── Recorded data
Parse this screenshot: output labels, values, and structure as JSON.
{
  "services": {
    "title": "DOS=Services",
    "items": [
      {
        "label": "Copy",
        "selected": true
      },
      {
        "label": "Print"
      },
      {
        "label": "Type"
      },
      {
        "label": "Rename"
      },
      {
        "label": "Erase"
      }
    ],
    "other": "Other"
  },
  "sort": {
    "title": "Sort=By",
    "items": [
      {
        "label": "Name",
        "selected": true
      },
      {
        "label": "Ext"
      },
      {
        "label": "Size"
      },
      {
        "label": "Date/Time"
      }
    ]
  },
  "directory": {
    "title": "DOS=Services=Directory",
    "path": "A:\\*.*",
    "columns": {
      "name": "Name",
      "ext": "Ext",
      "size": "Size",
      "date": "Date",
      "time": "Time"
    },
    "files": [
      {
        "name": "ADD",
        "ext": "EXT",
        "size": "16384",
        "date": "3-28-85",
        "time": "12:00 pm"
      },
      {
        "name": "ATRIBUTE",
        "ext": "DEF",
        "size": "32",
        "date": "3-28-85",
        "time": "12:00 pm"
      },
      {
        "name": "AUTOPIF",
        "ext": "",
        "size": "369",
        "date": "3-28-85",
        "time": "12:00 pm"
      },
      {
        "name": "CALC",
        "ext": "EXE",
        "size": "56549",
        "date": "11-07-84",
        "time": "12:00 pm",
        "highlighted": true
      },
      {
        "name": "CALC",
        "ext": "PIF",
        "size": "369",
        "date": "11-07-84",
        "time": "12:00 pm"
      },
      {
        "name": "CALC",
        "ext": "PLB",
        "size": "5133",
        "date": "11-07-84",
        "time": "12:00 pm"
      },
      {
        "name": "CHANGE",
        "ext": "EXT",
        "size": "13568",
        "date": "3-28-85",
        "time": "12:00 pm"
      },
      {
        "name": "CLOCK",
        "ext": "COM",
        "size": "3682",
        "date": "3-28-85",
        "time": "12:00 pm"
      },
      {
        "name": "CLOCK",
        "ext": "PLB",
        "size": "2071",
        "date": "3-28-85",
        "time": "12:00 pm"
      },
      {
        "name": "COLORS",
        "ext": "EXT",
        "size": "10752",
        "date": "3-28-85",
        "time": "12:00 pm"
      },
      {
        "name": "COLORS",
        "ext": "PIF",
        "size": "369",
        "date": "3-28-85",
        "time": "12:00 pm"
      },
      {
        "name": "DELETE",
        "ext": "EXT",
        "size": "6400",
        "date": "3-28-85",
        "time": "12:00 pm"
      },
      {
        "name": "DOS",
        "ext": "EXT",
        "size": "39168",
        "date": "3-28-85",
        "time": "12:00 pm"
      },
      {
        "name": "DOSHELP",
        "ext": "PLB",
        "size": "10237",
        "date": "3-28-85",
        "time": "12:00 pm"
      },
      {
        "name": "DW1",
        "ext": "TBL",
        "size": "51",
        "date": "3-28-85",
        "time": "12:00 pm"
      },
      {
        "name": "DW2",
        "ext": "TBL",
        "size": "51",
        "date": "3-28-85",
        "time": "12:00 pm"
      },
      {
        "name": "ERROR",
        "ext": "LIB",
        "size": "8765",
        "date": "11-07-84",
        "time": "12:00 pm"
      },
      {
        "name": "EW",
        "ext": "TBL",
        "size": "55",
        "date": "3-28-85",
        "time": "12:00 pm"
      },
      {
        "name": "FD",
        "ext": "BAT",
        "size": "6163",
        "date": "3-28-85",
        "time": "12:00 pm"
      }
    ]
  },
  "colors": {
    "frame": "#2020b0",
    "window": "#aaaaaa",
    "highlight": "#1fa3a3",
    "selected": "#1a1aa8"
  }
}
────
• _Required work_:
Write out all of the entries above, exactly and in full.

• _Completed task_:
Parse this screenshot: output labels, values, and structure as JSON.
{
  "services": {
    "title": "DOS=Services",
    "items": [
      {
        "label": "Copy",
        "selected": true
      },
      {
        "label": "Print"
      },
      {
        "label": "Type"
      },
      {
        "label": "Rename"
      },
      {
        "label": "Erase"
      }
    ],
    "other": "Other"
  },
  "sort": {
    "title": "Sort=By",
    "items": [
      {
        "label": "Name",
        "selected": true
      },
      {
        "label": "Ext"
      },
      {
        "label": "Size"
      },
      {
        "label": "Date/Time"
      }
    ]
  },
  "directory": {
    "title": "DOS=Services=Directory",
    "path": "A:\\*.*",
    "columns": {
      "name": "Name",
      "ext": "Ext",
      "size": "Size",
      "date": "Date",
      "time": "Time"
    },
    "files": [
      {
        "name": "ADD",
        "ext": "EXT",
        "size": "16384",
        "date": "3-28-85",
        "time": "12:00 pm"
      },
      {
        "name": "ATRIBUTE",
        "ext": "DEF",
        "size": "32",
        "date": "3-28-85",
        "time": "12:00 pm"
      },
      {
        "name": "AUTOPIF",
        "ext": "",
        "size": "369",
        "date": "3-28-85",
        "time": "12:00 pm"
      },
      {
        "name": "CALC",
        "ext": "EXE",
        "size": "56549",
        "date": "11-07-84",
        "time": "12:00 pm",
        "highlighted": true
      },
      {
        "name": "CALC",
        "ext": "PIF",
        "size": "369",
        "date": "11-07-84",
        "time": "12:00 pm"
      },
      {
        "name": "CALC",
        "ext": "PLB",
        "size": "5133",
        "date": "11-07-84",
        "time": "12:00 pm"
      },
      {
        "name": "CHANGE",
        "ext": "EXT",
        "size": "13568",
        "date": "3-28-85",
        "time": "12:00 pm"
      },
      {
        "name": "CLOCK",
        "ext": "COM",
        "size": "3682",
        "date": "3-28-85",
        "time": "12:00 pm"
      },
      {
        "name": "CLOCK",
        "ext": "PLB",
        "size": "2071",
        "date": "3-28-85",
        "time": "12:00 pm"
      },
      {
        "name": "COLORS",
        "ext": "EXT",
        "size": "10752",
        "date": "3-28-85",
        "time": "12:00 pm"
      },
      {
        "name": "COLORS",
        "ext": "PIF",
        "size": "369",
        "date": "3-28-85",
        "time": "12:00 pm"
      },
      {
        "name": "DELETE",
        "ext": "EXT",
        "size": "6400",
        "date": "3-28-85",
        "time": "12:00 pm"
      },
      {
        "name": "DOS",
        "ext": "EXT",
        "size": "39168",
        "date": "3-28-85",
        "time": "12:00 pm"
      },
      {
        "name": "DOSHELP",
        "ext": "PLB",
        "size": "10237",
        "date": "3-28-85",
        "time": "12:00 pm"
      },
      {
        "name": "DW1",
        "ext": "TBL",
        "size": "51",
        "date": "3-28-85",
        "time": "12:00 pm"
      },
      {
        "name": "DW2",
        "ext": "TBL",
        "size": "51",
        "date": "3-28-85",
        "time": "12:00 pm"
      },
      {
        "name": "ERROR",
        "ext": "LIB",
        "size": "8765",
        "date": "11-07-84",
        "time": "12:00 pm"
      },
      {
        "name": "EW",
        "ext": "TBL",
        "size": "55",
        "date": "3-28-85",
        "time": "12:00 pm"
      },
      {
        "name": "FD",
        "ext": "BAT",
        "size": "6163",
        "date": "3-28-85",
        "time": "12:00 pm"
      }
    ]
  },
  "colors": {
    "frame": "#2020b0",
    "window": "#aaaaaa",
    "highlight": "#1fa3a3",
    "selected": "#1a1aa8"
  }
}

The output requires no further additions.